In towns and villages that have few clinics, doctors and nurses, one particular need often gets overlooked: mental health. When there is no psychiatrist, how do people get care when they need it? Vikram Patel studies how to treat conditions like depression and schizophrenia in low-resource communities, and he's come up with a powerful model: training the community to help.
Based in Goa for much of the year, Patel is part of a policy group that's developing India's first national mental health policy; he's the co-founder of Sangath, a local NGO dedicated to mental health and family wellbeing. In London, he co-directs the Centre for Global Mental Health at the London School of Hygiene & Tropical Medicine. And he led the efforts to set up the Movement for Global Mental Health, a network that supports mental health care as a basic human right.
From Sangath's mission statement: "At the heart of our vision lies the 'treatment gap' for mental disorders; the gap between the number of people with a mental disorder and the number who receive care for their mental disorders."
"This comprehensive work empowers healthcare workers in under-resourced and developing communities to build much-needed mental health care into all aspects of existing services." Amazon.com review of "Where There Is No Psychiatrist"
About his talk:
Vikram in his talk stresses on the need for mental health care for all by involving all by shifting tasks to the local people of communities rather than relying on specialists.
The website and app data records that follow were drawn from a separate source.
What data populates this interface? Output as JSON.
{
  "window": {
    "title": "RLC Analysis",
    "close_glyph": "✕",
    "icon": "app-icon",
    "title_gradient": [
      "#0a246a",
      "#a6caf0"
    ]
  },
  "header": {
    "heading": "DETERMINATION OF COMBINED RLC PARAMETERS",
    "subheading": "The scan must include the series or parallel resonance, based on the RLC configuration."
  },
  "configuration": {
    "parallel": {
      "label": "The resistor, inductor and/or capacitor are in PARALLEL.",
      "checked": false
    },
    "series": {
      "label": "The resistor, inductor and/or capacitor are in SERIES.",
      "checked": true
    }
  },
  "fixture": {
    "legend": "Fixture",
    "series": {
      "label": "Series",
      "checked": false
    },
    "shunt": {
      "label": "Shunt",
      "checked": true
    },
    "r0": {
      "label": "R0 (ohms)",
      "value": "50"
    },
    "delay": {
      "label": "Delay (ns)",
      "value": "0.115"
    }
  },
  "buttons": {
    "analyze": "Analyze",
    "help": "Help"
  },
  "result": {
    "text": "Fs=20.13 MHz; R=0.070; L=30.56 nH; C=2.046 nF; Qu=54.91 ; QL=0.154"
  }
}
He gives examples of his experiences in rural India & some shocking statistics related to mental health to convey this urgent message of democratising mental health.